Below are the records; count the lines that include the string "JSON" and give only that number.

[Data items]
•••
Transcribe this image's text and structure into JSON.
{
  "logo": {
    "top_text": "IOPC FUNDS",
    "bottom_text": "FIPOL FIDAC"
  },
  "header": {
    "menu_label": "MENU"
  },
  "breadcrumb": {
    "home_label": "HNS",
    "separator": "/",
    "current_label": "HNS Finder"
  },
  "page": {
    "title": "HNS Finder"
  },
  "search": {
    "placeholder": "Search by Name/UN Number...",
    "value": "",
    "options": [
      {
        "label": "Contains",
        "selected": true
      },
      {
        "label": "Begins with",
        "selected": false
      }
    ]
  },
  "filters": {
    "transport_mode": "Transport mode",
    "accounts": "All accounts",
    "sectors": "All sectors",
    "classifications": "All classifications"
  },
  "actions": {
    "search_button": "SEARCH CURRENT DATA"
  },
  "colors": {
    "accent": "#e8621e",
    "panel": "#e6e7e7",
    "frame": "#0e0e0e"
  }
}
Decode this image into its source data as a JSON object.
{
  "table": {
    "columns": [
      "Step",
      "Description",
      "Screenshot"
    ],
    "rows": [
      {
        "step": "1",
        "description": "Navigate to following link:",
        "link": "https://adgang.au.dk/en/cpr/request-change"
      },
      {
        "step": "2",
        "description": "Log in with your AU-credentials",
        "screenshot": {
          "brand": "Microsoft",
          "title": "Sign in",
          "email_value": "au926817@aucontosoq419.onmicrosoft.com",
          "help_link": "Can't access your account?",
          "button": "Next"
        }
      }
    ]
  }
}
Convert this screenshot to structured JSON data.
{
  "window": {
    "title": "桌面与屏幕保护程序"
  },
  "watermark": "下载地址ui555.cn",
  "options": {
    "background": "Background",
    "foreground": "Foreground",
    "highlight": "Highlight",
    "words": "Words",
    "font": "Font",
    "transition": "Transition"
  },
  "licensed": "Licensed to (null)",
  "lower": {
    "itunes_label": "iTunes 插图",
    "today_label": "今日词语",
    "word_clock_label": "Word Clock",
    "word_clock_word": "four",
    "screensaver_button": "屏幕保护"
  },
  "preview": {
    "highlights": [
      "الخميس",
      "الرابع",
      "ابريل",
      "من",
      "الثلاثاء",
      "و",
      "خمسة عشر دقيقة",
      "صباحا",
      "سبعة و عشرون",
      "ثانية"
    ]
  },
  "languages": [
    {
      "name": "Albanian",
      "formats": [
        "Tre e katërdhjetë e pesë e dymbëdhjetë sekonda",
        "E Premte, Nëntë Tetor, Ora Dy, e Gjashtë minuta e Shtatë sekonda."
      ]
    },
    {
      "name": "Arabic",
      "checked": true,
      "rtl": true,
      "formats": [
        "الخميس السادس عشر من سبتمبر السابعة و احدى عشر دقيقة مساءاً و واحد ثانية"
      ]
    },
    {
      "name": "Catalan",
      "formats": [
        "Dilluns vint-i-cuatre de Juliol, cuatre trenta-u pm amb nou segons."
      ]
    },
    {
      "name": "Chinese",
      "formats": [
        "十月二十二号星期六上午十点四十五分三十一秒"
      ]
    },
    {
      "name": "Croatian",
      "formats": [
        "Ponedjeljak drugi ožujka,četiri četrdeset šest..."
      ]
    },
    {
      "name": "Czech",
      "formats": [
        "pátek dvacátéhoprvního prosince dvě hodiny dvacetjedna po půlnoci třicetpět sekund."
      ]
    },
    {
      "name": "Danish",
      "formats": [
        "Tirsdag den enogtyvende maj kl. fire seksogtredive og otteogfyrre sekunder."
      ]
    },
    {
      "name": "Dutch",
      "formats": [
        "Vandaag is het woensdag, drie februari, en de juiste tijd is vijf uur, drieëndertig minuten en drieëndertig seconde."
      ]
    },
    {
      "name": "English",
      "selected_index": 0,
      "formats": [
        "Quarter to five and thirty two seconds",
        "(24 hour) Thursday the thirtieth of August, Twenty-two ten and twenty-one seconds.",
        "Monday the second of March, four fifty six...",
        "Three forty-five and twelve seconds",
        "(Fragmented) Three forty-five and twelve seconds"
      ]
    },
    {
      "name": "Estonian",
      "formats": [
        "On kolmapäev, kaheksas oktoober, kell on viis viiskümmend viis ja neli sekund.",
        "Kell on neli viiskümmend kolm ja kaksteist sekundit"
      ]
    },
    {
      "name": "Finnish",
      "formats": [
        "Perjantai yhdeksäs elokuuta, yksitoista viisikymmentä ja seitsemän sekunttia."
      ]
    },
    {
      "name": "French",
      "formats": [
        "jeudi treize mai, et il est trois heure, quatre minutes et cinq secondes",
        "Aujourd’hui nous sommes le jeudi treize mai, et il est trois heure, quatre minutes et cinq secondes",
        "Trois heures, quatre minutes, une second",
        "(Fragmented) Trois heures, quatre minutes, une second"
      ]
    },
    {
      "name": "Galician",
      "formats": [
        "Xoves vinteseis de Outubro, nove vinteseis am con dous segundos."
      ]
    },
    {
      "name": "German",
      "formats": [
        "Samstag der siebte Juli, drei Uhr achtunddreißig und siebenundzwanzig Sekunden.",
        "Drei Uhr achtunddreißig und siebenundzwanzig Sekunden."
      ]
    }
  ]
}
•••
■ SOLUTION FOR THIS TASK: 3